*Instructions to follow:*
The records below need to come back exactly as they are, pictures omitted.

Recorded data Block Start

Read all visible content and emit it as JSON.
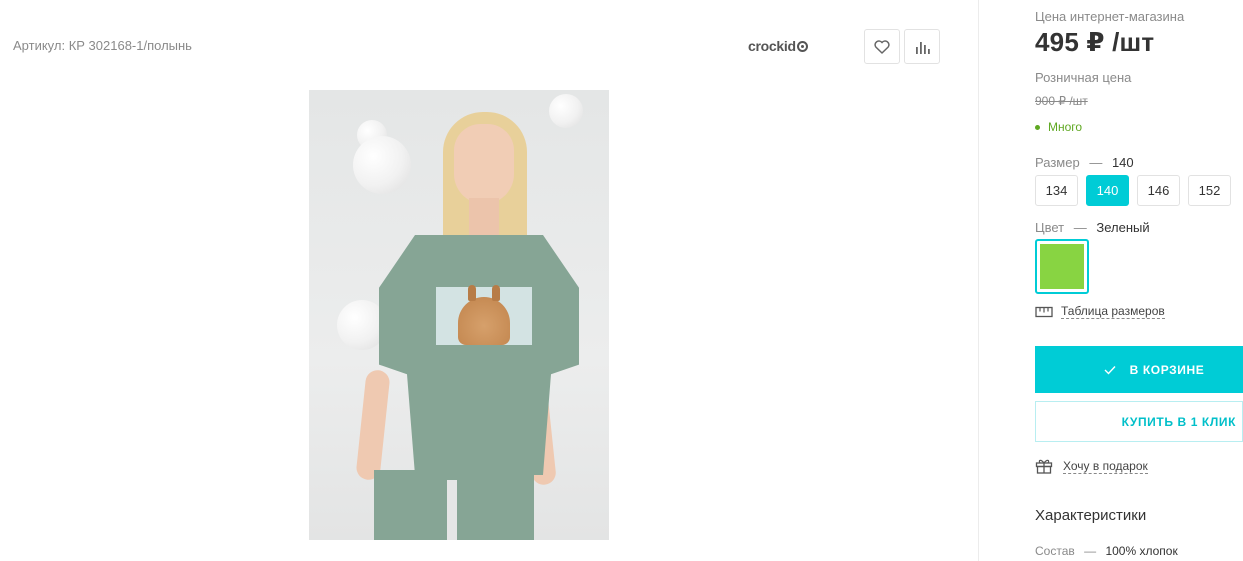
{
  "product": {
    "sku": "Артикул: КР 302168-1/полынь",
    "brand": "crockid"
  },
  "actions": {
    "favorite_icon": "heart-icon",
    "compare_icon": "bar-chart-icon"
  },
  "pricing": {
    "online_label": "Цена интернет-магазина",
    "online_price": "495 ₽ /шт",
    "retail_label": "Розничная цена",
    "retail_price": "900 ₽ /шт"
  },
  "stock": {
    "status": "Много",
    "color": "#5fa822"
  },
  "size": {
    "label": "Размер",
    "separator": "—",
    "selected": "140",
    "options": [
      "134",
      "140",
      "146",
      "152"
    ]
  },
  "color": {
    "label": "Цвет",
    "separator": "—",
    "selected": "Зеленый",
    "swatch_hex": "#88d442"
  },
  "size_table": {
    "label": "Таблица размеров",
    "icon": "ruler-icon"
  },
  "buttons": {
    "cart_label": "В КОРЗИНЕ",
    "cart_icon": "check-icon",
    "one_click_label": "КУПИТЬ В 1 КЛИК",
    "accent": "#00ccd6"
  },
  "gift": {
    "label": "Хочу в подарок",
    "icon": "gift-icon"
  },
  "characteristics": {
    "title": "Характеристики",
    "composition_label": "Состав",
    "separator": "—",
    "composition_value": "100% хлопок"
  }
}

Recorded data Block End

*Reply to the exercise:*
Read all visible content and emit it as JSON.
{
  "product": {
    "sku": "Артикул: КР 302168-1/полынь",
    "brand": "crockid"
  },
  "actions": {
    "favorite_icon": "heart-icon",
    "compare_icon": "bar-chart-icon"
  },
  "pricing": {
    "online_label": "Цена интернет-магазина",
    "online_price": "495 ₽ /шт",
    "retail_label": "Розничная цена",
    "retail_price": "900 ₽ /шт"
  },
  "stock": {
    "status": "Много",
    "color": "#5fa822"
  },
  "size": {
    "label": "Размер",
    "separator": "—",
    "selected": "140",
    "options": [
      "134",
      "140",
      "146",
      "152"
    ]
  },
  "color": {
    "label": "Цвет",
    "separator": "—",
    "selected": "Зеленый",
    "swatch_hex": "#88d442"
  },
  "size_table": {
    "label": "Таблица размеров",
    "icon": "ruler-icon"
  },
  "buttons": {
    "cart_label": "В КОРЗИНЕ",
    "cart_icon": "check-icon",
    "one_click_label": "КУПИТЬ В 1 КЛИК",
    "accent": "#00ccd6"
  },
  "gift": {
    "label": "Хочу в подарок",
    "icon": "gift-icon"
  },
  "characteristics": {
    "title": "Характеристики",
    "composition_label": "Состав",
    "separator": "—",
    "composition_value": "100% хлопок"
  }
}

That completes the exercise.